After the presenting the project to Howard Township officials, Chris didn't hear back from them for a while.
Michael Kessler, President of the Apple Festival and a member of the local troop committee, told Chris that the Applefest grounds needed a space to display flags.
This project is actually the third community service project done by local scouts for the Applefest grounds.
The first project was the flower beds around the Apple Festival building, and the second was a water line running through most of the festival grounds, according to Kessler.
Kessler got Chris in contact with Skip Frantz, who donated the flag poles, and that got the project in motion, Chris said.

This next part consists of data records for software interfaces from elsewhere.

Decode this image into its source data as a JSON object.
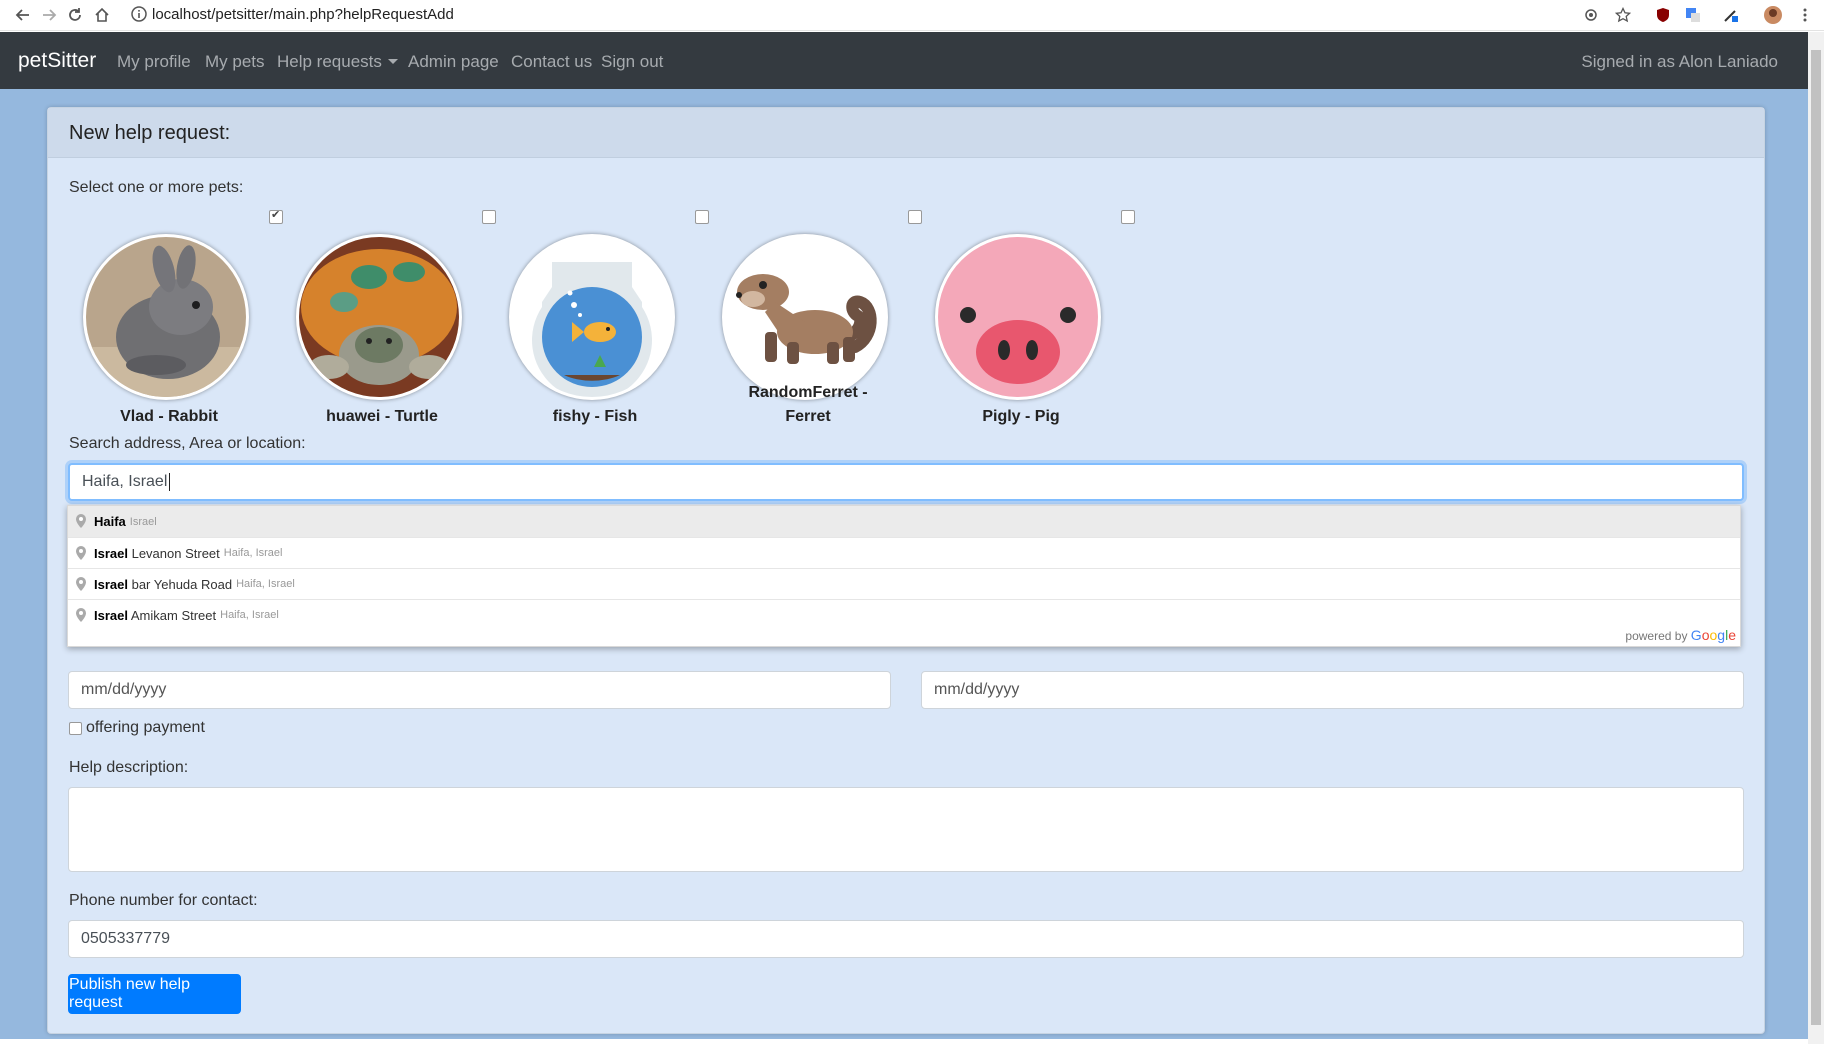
{
  "browser": {
    "url": "localhost/petsitter/main.php?helpRequestAdd"
  },
  "navbar": {
    "brand": "petSitter",
    "links": [
      "My profile",
      "My pets",
      "Help requests",
      "Admin page",
      "Contact us",
      "Sign out"
    ],
    "signed_in": "Signed in as Alon Laniado"
  },
  "form": {
    "title": "New help request:",
    "pets_label": "Select one or more pets:",
    "pets": [
      {
        "name": "Vlad - Rabbit",
        "checked": true,
        "icon": "rabbit-photo"
      },
      {
        "name": "huawei - Turtle",
        "checked": false,
        "icon": "turtle-photo"
      },
      {
        "name": "fishy - Fish",
        "checked": false,
        "icon": "fishbowl-icon"
      },
      {
        "name_line1": "RandomFerret -",
        "name_line2": "Ferret",
        "checked": false,
        "icon": "ferret-icon"
      },
      {
        "name": "Pigly - Pig",
        "checked": false,
        "icon": "pig-icon"
      }
    ],
    "address_label": "Search address, Area or location:",
    "address_value": "Haifa, Israel",
    "autocomplete": [
      {
        "main": "Haifa",
        "rest": "",
        "secondary": "Israel"
      },
      {
        "main": "Israel",
        "rest": " Levanon Street",
        "secondary": "Haifa, Israel"
      },
      {
        "main": "Israel",
        "rest": " bar Yehuda Road",
        "secondary": "Haifa, Israel"
      },
      {
        "main": "Israel",
        "rest": " Amikam Street",
        "secondary": "Haifa, Israel"
      }
    ],
    "powered_by": "powered by",
    "google": {
      "g1": "G",
      "o1": "o",
      "o2": "o",
      "g2": "g",
      "l": "l",
      "e": "e"
    },
    "start_date_placeholder": "mm/dd/yyyy",
    "end_date_placeholder": "mm/dd/yyyy",
    "payment_label": "offering payment",
    "description_label": "Help description:",
    "description_value": "",
    "phone_label": "Phone number for contact:",
    "phone_value": "0505337779",
    "submit_label": "Publish new help request"
  }
}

Local companies such as Consumer's Concrete donated the concrete for the display, and Niles Sand and Gravel donated the pea gravel at the base of the flag poles.

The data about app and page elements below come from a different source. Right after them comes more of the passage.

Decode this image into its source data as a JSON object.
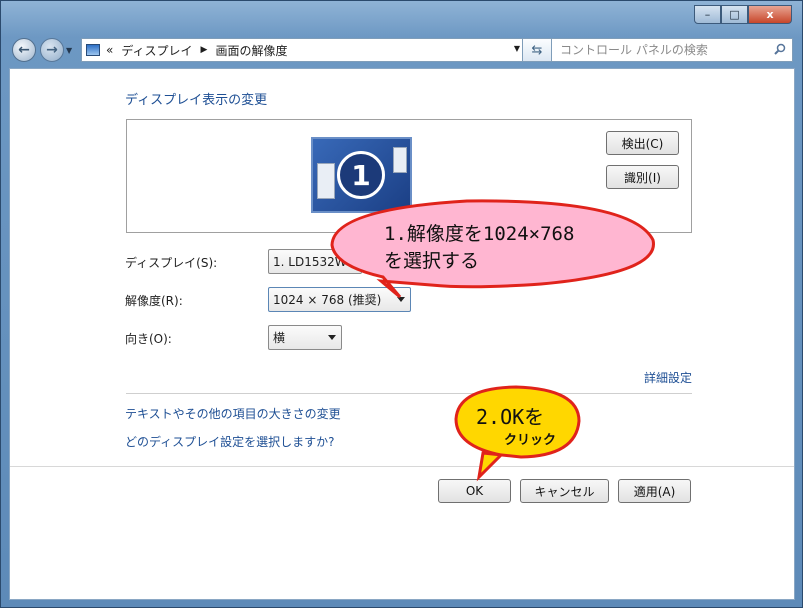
{
  "window": {
    "minimize": "–",
    "maximize": "□",
    "close": "x"
  },
  "nav": {
    "back": "←",
    "forward": "→",
    "breadcrumb_prefix": "«",
    "breadcrumb": [
      "ディスプレイ",
      "画面の解像度"
    ],
    "search_placeholder": "コントロール パネルの検索"
  },
  "main": {
    "heading": "ディスプレイ表示の変更",
    "monitor_number": "1",
    "detect_label": "検出(C)",
    "identify_label": "識別(I)",
    "display_label": "ディスプレイ(S):",
    "display_value": "1. LD1532W",
    "resolution_label": "解像度(R):",
    "resolution_value": "1024 × 768 (推奨)",
    "orientation_label": "向き(O):",
    "orientation_value": "横",
    "advanced_link": "詳細設定",
    "text_size_link": "テキストやその他の項目の大きさの変更",
    "which_setting_link": "どのディスプレイ設定を選択しますか?"
  },
  "buttons": {
    "ok": "OK",
    "cancel": "キャンセル",
    "apply": "適用(A)"
  },
  "annotations": {
    "callout1_line1": "1.解像度を1024×768",
    "callout1_line2": "を選択する",
    "callout2_line1": "2.OKを",
    "callout2_line2": "クリック"
  },
  "colors": {
    "link": "#1e4f94",
    "callout1_fill": "#ffb6d1",
    "callout1_stroke": "#e0231b",
    "callout2_fill": "#ffd700",
    "callout2_stroke": "#e0231b"
  }
}
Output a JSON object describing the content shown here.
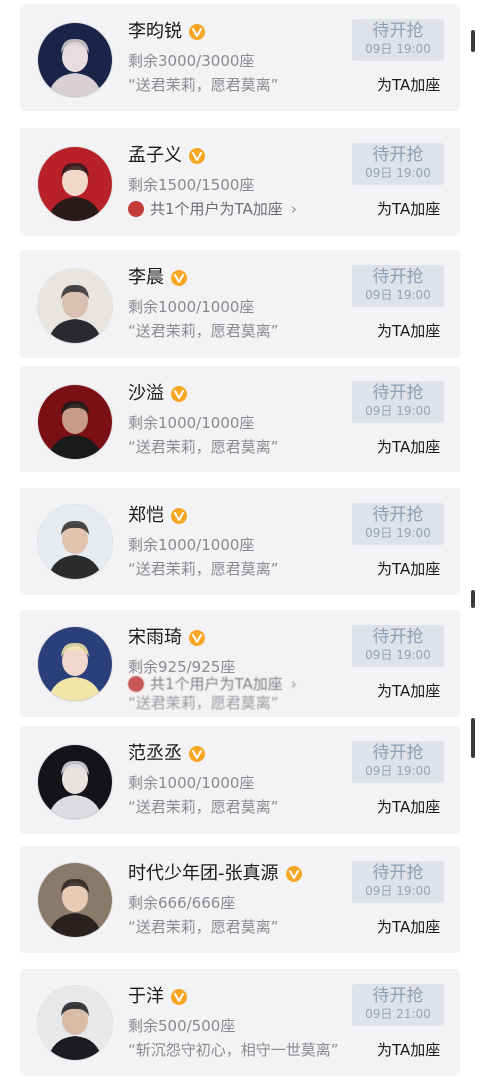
{
  "theme": {
    "badge_color": "#f5a623",
    "status_bg": "#dfe3e9",
    "status_text": "#8e9eb3"
  },
  "cards": [
    {
      "name": "李昀锐",
      "seats": "剩余3000/3000座",
      "line2": "“送君茉莉，愿君莫离”",
      "line2_type": "slogan",
      "status": "待开抢",
      "time": "09日 19:00",
      "action": "为TA加座",
      "avatar_colors": [
        "#1a2448",
        "#d8d0d4",
        "#e9dce0"
      ]
    },
    {
      "name": "孟子义",
      "seats": "剩余1500/1500座",
      "line2": "共1个用户为TA加座",
      "line2_type": "users",
      "status": "待开抢",
      "time": "09日 19:00",
      "action": "为TA加座",
      "avatar_colors": [
        "#b8202a",
        "#2a1a1a",
        "#f2d8c8"
      ]
    },
    {
      "name": "李晨",
      "seats": "剩余1000/1000座",
      "line2": "“送君茉莉，愿君莫离”",
      "line2_type": "slogan",
      "status": "待开抢",
      "time": "09日 19:00",
      "action": "为TA加座",
      "avatar_colors": [
        "#e8e4e0",
        "#2a2a2e",
        "#d9c0b0"
      ]
    },
    {
      "name": "沙溢",
      "seats": "剩余1000/1000座",
      "line2": "“送君茉莉，愿君莫离”",
      "line2_type": "slogan",
      "status": "待开抢",
      "time": "09日 19:00",
      "action": "为TA加座",
      "avatar_colors": [
        "#7a1016",
        "#1a1a1a",
        "#c89a88"
      ]
    },
    {
      "name": "郑恺",
      "seats": "剩余1000/1000座",
      "line2": "“送君茉莉，愿君莫离”",
      "line2_type": "slogan",
      "status": "待开抢",
      "time": "09日 19:00",
      "action": "为TA加座",
      "avatar_colors": [
        "#e6ecef",
        "#2b2b2b",
        "#e2c4ae"
      ]
    },
    {
      "name": "宋雨琦",
      "seats": "剩余925/925座",
      "line2": "共1个用户为TA加座",
      "line2_type": "users-blurred",
      "line3": "“送君茉莉，愿君莫离”",
      "status": "待开抢",
      "time": "09日 19:00",
      "action": "为TA加座",
      "avatar_colors": [
        "#2b3f7a",
        "#f1e6a8",
        "#f2d8cc"
      ]
    },
    {
      "name": "范丞丞",
      "seats": "剩余1000/1000座",
      "line2": "“送君茉莉，愿君莫离”",
      "line2_type": "slogan",
      "status": "待开抢",
      "time": "09日 19:00",
      "action": "为TA加座",
      "avatar_colors": [
        "#121418",
        "#dcdde0",
        "#e8e2e0"
      ]
    },
    {
      "name": "时代少年团-张真源",
      "seats": "剩余666/666座",
      "line2": "“送君茉莉，愿君莫离”",
      "line2_type": "slogan",
      "status": "待开抢",
      "time": "09日 19:00",
      "action": "为TA加座",
      "avatar_colors": [
        "#8a7a6a",
        "#2a2220",
        "#e6ccb6"
      ]
    },
    {
      "name": "于洋",
      "seats": "剩余500/500座",
      "line2": "“斩沉怨守初心，相守一世莫离”",
      "line2_type": "slogan",
      "status": "待开抢",
      "time": "09日 21:00",
      "action": "为TA加座",
      "avatar_colors": [
        "#e6e8ea",
        "#1a1c20",
        "#d8bca8"
      ]
    }
  ]
}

Berrien Teachers Credit Union donated $400, which Chris used to buy the fence which encircles the display. Chris' fellow scouts of Boy Scout Troop 555, which is sponsored by the Huntly Memorial Baptist Church, donated their time and labor to the project.
Chris has been involved with the scouts since he was seven-years-old. He first became interested around the age of four, when his older brother, Alex Paquette started in tiger cubs at the age of seven.

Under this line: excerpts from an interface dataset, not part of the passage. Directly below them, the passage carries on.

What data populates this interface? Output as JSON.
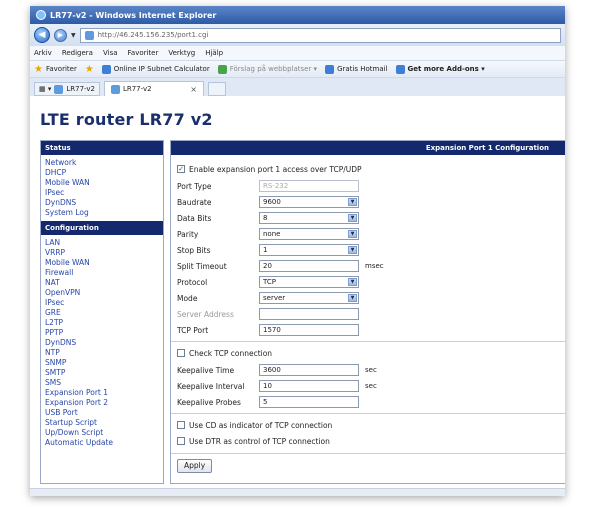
{
  "window": {
    "title": "LR77-v2 - Windows Internet Explorer"
  },
  "address": {
    "url": "http://46.245.156.235/port1.cgi"
  },
  "menubar": {
    "items": [
      "Arkiv",
      "Redigera",
      "Visa",
      "Favoriter",
      "Verktyg",
      "Hjälp"
    ]
  },
  "favorites": {
    "label": "Favoriter",
    "items": [
      {
        "label": "Online IP Subnet Calculator"
      },
      {
        "label": "Förslag på webbplatser ▾"
      },
      {
        "label": "Gratis Hotmail"
      },
      {
        "label": "Get more Add-ons ▾"
      }
    ]
  },
  "tabs": {
    "quick_label": "LR77-v2",
    "active_label": "LR77-v2",
    "close": "×"
  },
  "app": {
    "title": "LTE router LR77 v2"
  },
  "sidebar": {
    "status_header": "Status",
    "status_items": [
      "Network",
      "DHCP",
      "Mobile WAN",
      "IPsec",
      "DynDNS",
      "System Log"
    ],
    "config_header": "Configuration",
    "config_items": [
      "LAN",
      "VRRP",
      "Mobile WAN",
      "Firewall",
      "NAT",
      "OpenVPN",
      "IPsec",
      "GRE",
      "L2TP",
      "PPTP",
      "DynDNS",
      "NTP",
      "SNMP",
      "SMTP",
      "SMS",
      "Expansion Port 1",
      "Expansion Port 2",
      "USB Port",
      "Startup Script",
      "Up/Down Script",
      "Automatic Update"
    ]
  },
  "main": {
    "header": "Expansion Port 1 Configuration",
    "enable_label": "Enable expansion port 1 access over TCP/UDP",
    "enable_checked": true,
    "fields": {
      "port_type": {
        "label": "Port Type",
        "value": "RS-232"
      },
      "baudrate": {
        "label": "Baudrate",
        "value": "9600"
      },
      "data_bits": {
        "label": "Data Bits",
        "value": "8"
      },
      "parity": {
        "label": "Parity",
        "value": "none"
      },
      "stop_bits": {
        "label": "Stop Bits",
        "value": "1"
      },
      "split_timeout": {
        "label": "Split Timeout",
        "value": "20",
        "unit": "msec"
      },
      "protocol": {
        "label": "Protocol",
        "value": "TCP"
      },
      "mode": {
        "label": "Mode",
        "value": "server"
      },
      "server_address": {
        "label": "Server Address",
        "value": ""
      },
      "tcp_port": {
        "label": "TCP Port",
        "value": "1570"
      }
    },
    "check_tcp": {
      "label": "Check TCP connection",
      "checked": false
    },
    "keepalive": {
      "time": {
        "label": "Keepalive Time",
        "value": "3600",
        "unit": "sec"
      },
      "interval": {
        "label": "Keepalive Interval",
        "value": "10",
        "unit": "sec"
      },
      "probes": {
        "label": "Keepalive Probes",
        "value": "5"
      }
    },
    "use_cd": {
      "label": "Use CD as indicator of TCP connection",
      "checked": false
    },
    "use_dtr": {
      "label": "Use DTR as control of TCP connection",
      "checked": false
    },
    "apply_label": "Apply"
  }
}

Chris' parents, Marty Paquette and Victoria Krziza, encouraged him to join the scouts when he turned seven and now the Eagle Scout project is the culmination of 11 years of hard work.
To obtain the rank of Eagle Scout, a scout must have 21 merit badges, including 11 that are required by the National Scout Board, and complete a community service project.
Some of the required merit badges include first aid, environmental science, emergency preparedness, and personal management.
After completing the community service project, a scout must then go before a board of review, comprised of former scouts, retired scout leaders, and individuals who have worked with the scouts for a long time.
The board interviews the potential eagle scout for about an hour, Chris said, testing him in history of the Boy Scouts, flag etiquette, and general scouting skills.
After the interview is complete, the board sends its recommendation to the National Scout Board, which reviews the comments of the evaluators and awards the Eagle Scout rank to the hopeful scout.
The scout receives a package from the National Scout Board, which contains an Eagle Scout identification card, a certificate recognizing the scout's achievement, and pins for the mother and father of the scout.
Chris is proud of the project and is hopeful that he will attain his Eagle Scout rank when he goes before the LaSalle Council Board of Review, based out of South Bend, Ind.
Kessler anticipates the flag display will draw quite a crowd of visitors this weekend.
In recognition of Chris and the hard work of his troop, the flag of Boy Scout Troop 555 will fly all weekend for visitors to see.